(What this task involves): All records below are to be set down exactly, each character intact.

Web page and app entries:
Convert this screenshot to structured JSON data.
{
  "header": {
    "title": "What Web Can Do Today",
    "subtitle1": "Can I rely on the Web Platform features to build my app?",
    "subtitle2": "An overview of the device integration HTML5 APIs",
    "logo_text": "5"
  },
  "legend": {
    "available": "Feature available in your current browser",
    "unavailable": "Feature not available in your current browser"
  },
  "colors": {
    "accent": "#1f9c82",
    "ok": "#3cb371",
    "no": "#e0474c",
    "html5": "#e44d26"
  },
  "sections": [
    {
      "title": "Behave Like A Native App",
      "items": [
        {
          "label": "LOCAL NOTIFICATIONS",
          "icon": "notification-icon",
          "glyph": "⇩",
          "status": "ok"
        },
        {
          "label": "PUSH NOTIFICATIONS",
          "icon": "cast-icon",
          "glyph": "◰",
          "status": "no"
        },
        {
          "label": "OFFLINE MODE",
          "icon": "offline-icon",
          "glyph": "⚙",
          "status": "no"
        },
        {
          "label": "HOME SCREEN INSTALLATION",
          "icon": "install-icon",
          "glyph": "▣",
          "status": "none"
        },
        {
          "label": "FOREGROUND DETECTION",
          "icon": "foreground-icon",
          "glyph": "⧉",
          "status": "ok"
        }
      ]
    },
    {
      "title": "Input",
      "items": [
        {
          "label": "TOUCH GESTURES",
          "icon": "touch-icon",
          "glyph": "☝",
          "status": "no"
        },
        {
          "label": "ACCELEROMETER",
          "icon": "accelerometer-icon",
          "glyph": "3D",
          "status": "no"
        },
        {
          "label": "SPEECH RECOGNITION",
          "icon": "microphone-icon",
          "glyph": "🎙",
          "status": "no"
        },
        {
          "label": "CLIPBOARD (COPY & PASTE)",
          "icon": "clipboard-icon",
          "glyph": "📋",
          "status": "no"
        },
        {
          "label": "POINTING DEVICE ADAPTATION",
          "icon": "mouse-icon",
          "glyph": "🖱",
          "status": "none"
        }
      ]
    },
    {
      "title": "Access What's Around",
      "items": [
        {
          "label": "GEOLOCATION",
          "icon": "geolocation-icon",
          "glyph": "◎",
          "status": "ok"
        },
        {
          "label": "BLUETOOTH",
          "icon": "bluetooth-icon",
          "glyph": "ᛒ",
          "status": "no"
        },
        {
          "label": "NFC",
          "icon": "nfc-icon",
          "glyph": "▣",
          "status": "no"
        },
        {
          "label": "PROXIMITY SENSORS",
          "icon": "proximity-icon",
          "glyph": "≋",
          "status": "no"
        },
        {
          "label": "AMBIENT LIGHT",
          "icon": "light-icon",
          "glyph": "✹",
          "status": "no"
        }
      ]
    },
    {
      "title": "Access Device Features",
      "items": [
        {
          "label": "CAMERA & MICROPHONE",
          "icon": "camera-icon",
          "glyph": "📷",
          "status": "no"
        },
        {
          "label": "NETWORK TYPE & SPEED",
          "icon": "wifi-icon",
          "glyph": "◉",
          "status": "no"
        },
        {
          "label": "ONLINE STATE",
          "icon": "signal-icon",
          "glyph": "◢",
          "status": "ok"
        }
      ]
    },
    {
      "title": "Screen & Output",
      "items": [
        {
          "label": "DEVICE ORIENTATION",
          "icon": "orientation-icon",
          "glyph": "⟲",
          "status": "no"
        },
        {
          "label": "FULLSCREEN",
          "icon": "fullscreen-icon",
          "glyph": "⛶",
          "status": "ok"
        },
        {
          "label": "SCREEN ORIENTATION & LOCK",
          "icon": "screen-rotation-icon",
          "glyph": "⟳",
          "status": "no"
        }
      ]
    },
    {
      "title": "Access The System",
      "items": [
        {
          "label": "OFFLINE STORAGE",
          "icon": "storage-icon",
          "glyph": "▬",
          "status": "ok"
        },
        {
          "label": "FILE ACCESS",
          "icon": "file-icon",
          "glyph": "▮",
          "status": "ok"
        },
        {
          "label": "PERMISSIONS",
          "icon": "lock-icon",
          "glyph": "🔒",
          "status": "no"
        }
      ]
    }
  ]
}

(Worked solution):
Convert this screenshot to structured JSON data.
{
  "header": {
    "title": "What Web Can Do Today",
    "subtitle1": "Can I rely on the Web Platform features to build my app?",
    "subtitle2": "An overview of the device integration HTML5 APIs",
    "logo_text": "5"
  },
  "legend": {
    "available": "Feature available in your current browser",
    "unavailable": "Feature not available in your current browser"
  },
  "colors": {
    "accent": "#1f9c82",
    "ok": "#3cb371",
    "no": "#e0474c",
    "html5": "#e44d26"
  },
  "sections": [
    {
      "title": "Behave Like A Native App",
      "items": [
        {
          "label": "LOCAL NOTIFICATIONS",
          "icon": "notification-icon",
          "glyph": "⇩",
          "status": "ok"
        },
        {
          "label": "PUSH NOTIFICATIONS",
          "icon": "cast-icon",
          "glyph": "◰",
          "status": "no"
        },
        {
          "label": "OFFLINE MODE",
          "icon": "offline-icon",
          "glyph": "⚙",
          "status": "no"
        },
        {
          "label": "HOME SCREEN INSTALLATION",
          "icon": "install-icon",
          "glyph": "▣",
          "status": "none"
        },
        {
          "label": "FOREGROUND DETECTION",
          "icon": "foreground-icon",
          "glyph": "⧉",
          "status": "ok"
        }
      ]
    },
    {
      "title": "Input",
      "items": [
        {
          "label": "TOUCH GESTURES",
          "icon": "touch-icon",
          "glyph": "☝",
          "status": "no"
        },
        {
          "label": "ACCELEROMETER",
          "icon": "accelerometer-icon",
          "glyph": "3D",
          "status": "no"
        },
        {
          "label": "SPEECH RECOGNITION",
          "icon": "microphone-icon",
          "glyph": "🎙",
          "status": "no"
        },
        {
          "label": "CLIPBOARD (COPY & PASTE)",
          "icon": "clipboard-icon",
          "glyph": "📋",
          "status": "no"
        },
        {
          "label": "POINTING DEVICE ADAPTATION",
          "icon": "mouse-icon",
          "glyph": "🖱",
          "status": "none"
        }
      ]
    },
    {
      "title": "Access What's Around",
      "items": [
        {
          "label": "GEOLOCATION",
          "icon": "geolocation-icon",
          "glyph": "◎",
          "status": "ok"
        },
        {
          "label": "BLUETOOTH",
          "icon": "bluetooth-icon",
          "glyph": "ᛒ",
          "status": "no"
        },
        {
          "label": "NFC",
          "icon": "nfc-icon",
          "glyph": "▣",
          "status": "no"
        },
        {
          "label": "PROXIMITY SENSORS",
          "icon": "proximity-icon",
          "glyph": "≋",
          "status": "no"
        },
        {
          "label": "AMBIENT LIGHT",
          "icon": "light-icon",
          "glyph": "✹",
          "status": "no"
        }
      ]
    },
    {
      "title": "Access Device Features",
      "items": [
        {
          "label": "CAMERA & MICROPHONE",
          "icon": "camera-icon",
          "glyph": "📷",
          "status": "no"
        },
        {
          "label": "NETWORK TYPE & SPEED",
          "icon": "wifi-icon",
          "glyph": "◉",
          "status": "no"
        },
        {
          "label": "ONLINE STATE",
          "icon": "signal-icon",
          "glyph": "◢",
          "status": "ok"
        }
      ]
    },
    {
      "title": "Screen & Output",
      "items": [
        {
          "label": "DEVICE ORIENTATION",
          "icon": "orientation-icon",
          "glyph": "⟲",
          "status": "no"
        },
        {
          "label": "FULLSCREEN",
          "icon": "fullscreen-icon",
          "glyph": "⛶",
          "status": "ok"
        },
        {
          "label": "SCREEN ORIENTATION & LOCK",
          "icon": "screen-rotation-icon",
          "glyph": "⟳",
          "status": "no"
        }
      ]
    },
    {
      "title": "Access The System",
      "items": [
        {
          "label": "OFFLINE STORAGE",
          "icon": "storage-icon",
          "glyph": "▬",
          "status": "ok"
        },
        {
          "label": "FILE ACCESS",
          "icon": "file-icon",
          "glyph": "▮",
          "status": "ok"
        },
        {
          "label": "PERMISSIONS",
          "icon": "lock-icon",
          "glyph": "🔒",
          "status": "no"
        }
      ]
    }
  ]
}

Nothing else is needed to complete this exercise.